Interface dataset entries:
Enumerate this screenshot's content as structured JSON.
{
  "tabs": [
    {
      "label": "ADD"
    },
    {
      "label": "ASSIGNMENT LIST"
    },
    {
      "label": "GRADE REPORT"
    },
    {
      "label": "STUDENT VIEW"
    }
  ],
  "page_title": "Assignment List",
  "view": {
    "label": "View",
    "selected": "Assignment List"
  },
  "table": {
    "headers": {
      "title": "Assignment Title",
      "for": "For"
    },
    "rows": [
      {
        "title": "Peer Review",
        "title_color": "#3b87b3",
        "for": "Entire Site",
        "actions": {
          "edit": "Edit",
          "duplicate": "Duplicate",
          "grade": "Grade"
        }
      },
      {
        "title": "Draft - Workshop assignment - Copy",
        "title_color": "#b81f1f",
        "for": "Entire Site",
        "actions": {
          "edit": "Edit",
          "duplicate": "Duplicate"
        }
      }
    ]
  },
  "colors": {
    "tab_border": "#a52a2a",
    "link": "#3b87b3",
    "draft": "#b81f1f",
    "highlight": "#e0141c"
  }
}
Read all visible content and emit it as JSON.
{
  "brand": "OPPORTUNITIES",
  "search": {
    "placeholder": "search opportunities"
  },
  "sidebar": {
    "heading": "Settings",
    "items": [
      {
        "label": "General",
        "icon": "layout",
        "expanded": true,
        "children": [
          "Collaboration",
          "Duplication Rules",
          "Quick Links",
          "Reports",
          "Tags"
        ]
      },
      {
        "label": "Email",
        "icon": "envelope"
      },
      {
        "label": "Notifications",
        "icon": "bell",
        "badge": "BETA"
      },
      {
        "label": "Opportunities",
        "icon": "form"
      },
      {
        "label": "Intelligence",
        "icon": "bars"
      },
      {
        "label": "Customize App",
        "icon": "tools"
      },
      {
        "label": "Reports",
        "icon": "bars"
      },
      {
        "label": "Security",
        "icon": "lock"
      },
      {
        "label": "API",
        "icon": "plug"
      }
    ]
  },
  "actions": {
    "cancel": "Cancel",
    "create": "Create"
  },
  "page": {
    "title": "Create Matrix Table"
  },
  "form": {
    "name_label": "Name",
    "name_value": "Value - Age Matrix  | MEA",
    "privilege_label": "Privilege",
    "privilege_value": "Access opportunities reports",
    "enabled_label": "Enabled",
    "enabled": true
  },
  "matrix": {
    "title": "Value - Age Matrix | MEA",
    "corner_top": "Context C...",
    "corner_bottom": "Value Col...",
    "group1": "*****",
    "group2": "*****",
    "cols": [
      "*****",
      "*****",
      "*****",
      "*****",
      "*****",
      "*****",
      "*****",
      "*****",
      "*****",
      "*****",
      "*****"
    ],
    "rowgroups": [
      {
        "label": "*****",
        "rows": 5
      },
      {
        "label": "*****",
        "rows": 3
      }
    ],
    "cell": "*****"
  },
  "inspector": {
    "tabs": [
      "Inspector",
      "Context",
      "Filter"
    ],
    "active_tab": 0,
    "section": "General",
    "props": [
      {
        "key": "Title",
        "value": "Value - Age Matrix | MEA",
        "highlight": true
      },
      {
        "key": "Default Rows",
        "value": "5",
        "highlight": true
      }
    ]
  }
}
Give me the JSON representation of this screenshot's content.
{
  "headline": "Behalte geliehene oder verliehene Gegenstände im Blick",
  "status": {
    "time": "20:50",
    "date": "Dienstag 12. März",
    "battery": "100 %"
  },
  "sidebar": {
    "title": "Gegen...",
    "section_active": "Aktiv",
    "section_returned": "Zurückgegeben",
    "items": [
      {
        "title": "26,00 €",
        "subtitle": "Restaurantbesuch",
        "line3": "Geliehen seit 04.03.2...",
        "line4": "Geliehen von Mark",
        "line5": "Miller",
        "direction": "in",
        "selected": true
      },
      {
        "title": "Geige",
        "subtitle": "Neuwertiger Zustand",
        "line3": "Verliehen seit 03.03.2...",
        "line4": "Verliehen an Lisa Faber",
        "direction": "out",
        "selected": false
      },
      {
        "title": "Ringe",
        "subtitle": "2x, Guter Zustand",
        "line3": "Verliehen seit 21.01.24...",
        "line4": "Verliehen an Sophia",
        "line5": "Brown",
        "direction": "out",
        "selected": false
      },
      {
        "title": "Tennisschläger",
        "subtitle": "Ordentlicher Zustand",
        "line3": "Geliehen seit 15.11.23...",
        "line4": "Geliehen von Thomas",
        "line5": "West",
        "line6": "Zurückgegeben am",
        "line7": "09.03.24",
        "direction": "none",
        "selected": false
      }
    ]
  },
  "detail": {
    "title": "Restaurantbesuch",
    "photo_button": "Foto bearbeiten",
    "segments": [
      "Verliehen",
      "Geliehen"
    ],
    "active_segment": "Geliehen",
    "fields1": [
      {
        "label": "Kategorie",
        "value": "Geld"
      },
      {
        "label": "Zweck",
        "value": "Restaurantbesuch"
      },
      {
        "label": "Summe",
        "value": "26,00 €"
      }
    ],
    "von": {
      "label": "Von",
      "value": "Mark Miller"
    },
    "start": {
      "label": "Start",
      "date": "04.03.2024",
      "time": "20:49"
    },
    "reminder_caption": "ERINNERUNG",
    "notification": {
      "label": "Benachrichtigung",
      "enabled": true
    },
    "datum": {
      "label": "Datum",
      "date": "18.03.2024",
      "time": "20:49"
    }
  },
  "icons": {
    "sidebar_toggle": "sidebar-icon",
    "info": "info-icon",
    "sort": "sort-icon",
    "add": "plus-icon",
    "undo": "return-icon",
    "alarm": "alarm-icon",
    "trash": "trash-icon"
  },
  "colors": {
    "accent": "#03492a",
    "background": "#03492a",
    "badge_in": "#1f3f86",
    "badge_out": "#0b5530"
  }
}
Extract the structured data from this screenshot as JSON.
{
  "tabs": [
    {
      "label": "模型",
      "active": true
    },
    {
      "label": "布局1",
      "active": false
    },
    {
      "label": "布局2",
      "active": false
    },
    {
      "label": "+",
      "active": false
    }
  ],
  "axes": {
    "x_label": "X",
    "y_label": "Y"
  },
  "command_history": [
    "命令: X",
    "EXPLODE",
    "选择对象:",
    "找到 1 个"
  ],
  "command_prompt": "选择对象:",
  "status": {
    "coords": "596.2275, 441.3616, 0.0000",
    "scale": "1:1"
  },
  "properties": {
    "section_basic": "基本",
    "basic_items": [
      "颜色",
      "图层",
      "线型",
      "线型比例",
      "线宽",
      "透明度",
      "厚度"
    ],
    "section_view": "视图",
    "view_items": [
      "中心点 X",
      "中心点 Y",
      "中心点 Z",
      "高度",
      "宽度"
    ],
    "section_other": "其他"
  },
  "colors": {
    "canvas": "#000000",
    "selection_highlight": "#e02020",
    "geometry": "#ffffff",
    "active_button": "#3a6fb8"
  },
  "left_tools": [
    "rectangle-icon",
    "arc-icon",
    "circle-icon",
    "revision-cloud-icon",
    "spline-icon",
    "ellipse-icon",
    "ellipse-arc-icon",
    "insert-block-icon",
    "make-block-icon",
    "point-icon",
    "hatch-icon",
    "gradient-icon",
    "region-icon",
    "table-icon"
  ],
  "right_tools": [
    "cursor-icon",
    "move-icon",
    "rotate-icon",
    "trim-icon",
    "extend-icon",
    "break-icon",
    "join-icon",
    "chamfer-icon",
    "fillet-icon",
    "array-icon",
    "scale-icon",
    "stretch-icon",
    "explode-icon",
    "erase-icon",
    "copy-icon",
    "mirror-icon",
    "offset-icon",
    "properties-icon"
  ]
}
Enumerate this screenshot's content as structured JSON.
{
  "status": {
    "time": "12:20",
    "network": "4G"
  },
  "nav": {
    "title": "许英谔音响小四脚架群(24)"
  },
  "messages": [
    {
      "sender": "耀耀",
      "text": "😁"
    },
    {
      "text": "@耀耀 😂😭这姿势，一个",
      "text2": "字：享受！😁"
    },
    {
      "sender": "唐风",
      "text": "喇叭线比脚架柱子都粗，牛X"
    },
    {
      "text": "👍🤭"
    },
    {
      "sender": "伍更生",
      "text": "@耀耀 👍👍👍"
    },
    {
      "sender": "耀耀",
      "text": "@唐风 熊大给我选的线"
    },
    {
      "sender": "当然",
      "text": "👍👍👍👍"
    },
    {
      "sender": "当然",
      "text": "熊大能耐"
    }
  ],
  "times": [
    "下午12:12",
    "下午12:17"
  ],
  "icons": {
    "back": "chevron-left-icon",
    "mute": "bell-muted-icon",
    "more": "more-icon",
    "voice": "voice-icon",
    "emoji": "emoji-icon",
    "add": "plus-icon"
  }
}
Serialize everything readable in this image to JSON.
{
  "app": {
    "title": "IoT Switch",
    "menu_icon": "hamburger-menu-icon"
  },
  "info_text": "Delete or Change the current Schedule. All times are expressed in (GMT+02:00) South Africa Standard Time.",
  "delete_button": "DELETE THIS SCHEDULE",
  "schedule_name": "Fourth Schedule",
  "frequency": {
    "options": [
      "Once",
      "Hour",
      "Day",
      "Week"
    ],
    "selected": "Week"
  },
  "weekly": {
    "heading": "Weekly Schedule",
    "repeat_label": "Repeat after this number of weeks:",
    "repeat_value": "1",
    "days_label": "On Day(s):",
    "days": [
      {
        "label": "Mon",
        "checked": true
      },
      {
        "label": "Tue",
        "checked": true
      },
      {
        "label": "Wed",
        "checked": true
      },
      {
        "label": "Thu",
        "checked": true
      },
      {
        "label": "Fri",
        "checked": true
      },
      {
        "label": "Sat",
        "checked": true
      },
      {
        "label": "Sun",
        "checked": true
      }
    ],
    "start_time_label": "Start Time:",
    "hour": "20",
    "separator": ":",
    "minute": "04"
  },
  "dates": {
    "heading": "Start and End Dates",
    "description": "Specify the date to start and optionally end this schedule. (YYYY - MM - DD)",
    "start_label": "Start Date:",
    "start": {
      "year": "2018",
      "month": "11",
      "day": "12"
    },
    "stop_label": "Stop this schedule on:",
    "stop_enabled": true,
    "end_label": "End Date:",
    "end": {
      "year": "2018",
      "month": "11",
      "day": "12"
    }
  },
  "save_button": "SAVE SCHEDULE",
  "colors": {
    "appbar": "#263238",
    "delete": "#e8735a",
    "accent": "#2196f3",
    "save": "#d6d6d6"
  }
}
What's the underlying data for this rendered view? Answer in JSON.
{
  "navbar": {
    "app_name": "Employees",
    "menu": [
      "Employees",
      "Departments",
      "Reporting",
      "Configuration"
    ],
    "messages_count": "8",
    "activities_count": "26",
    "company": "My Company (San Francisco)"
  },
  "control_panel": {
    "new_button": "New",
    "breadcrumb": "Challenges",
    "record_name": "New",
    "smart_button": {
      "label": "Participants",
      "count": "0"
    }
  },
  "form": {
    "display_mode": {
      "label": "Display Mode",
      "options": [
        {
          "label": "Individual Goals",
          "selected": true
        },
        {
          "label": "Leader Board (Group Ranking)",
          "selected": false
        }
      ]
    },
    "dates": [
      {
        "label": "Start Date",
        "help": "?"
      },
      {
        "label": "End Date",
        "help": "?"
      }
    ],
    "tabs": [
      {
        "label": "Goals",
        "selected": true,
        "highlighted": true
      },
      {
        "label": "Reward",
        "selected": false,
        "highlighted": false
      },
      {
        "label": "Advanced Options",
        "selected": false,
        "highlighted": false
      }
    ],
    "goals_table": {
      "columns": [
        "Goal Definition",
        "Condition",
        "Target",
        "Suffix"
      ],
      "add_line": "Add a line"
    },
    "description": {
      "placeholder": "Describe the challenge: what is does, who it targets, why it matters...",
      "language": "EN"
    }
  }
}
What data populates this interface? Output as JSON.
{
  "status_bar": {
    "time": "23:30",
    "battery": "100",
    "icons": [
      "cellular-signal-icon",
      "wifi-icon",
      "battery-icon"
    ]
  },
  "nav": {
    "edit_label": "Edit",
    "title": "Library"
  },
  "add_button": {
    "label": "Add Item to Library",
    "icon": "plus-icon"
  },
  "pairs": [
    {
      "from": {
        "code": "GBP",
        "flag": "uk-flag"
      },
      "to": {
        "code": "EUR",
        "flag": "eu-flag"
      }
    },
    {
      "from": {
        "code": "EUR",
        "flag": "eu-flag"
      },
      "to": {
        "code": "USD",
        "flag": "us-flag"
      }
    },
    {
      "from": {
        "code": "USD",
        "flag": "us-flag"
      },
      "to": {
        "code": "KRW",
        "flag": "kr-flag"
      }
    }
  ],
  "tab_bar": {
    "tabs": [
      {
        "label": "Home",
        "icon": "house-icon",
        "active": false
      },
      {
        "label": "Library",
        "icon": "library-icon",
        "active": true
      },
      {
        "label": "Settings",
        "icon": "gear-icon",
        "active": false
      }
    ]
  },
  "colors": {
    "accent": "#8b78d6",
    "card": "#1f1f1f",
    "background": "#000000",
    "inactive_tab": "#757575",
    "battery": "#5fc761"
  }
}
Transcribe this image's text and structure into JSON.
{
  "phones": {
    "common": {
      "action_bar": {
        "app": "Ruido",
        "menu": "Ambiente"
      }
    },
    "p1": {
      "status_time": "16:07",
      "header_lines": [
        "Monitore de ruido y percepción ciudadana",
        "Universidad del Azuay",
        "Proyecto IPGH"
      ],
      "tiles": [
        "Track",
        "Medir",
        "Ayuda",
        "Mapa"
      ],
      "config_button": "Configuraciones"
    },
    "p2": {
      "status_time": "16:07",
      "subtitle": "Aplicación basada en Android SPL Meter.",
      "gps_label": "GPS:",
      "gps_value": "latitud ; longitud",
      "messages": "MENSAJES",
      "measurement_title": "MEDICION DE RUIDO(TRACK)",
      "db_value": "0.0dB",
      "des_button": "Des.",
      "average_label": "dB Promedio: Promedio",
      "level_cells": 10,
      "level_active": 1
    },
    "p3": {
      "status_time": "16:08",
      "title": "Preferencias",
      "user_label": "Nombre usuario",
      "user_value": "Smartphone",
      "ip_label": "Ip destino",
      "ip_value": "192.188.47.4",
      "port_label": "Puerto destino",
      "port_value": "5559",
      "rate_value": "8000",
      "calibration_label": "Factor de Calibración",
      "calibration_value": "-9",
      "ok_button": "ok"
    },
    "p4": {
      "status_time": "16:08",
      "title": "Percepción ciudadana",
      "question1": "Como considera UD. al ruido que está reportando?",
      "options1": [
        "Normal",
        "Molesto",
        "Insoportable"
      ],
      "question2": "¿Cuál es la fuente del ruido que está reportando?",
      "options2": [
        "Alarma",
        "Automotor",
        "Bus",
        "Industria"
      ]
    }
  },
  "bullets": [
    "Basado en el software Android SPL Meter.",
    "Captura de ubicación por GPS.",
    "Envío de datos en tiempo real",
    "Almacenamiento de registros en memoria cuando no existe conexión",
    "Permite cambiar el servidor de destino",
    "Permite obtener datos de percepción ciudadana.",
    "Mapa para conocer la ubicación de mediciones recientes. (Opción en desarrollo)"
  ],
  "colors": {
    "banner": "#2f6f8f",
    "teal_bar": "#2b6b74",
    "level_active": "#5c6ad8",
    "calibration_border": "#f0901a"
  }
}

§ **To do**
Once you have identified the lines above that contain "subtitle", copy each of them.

§ **Answer to this task**
        "subtitle": "Restaurantbesuch",
        "subtitle": "Neuwertiger Zustand",
        "subtitle": "2x, Guter Zustand",
        "subtitle": "Ordentlicher Zustand",
      "subtitle": "Aplicación basada en Android SPL Meter.",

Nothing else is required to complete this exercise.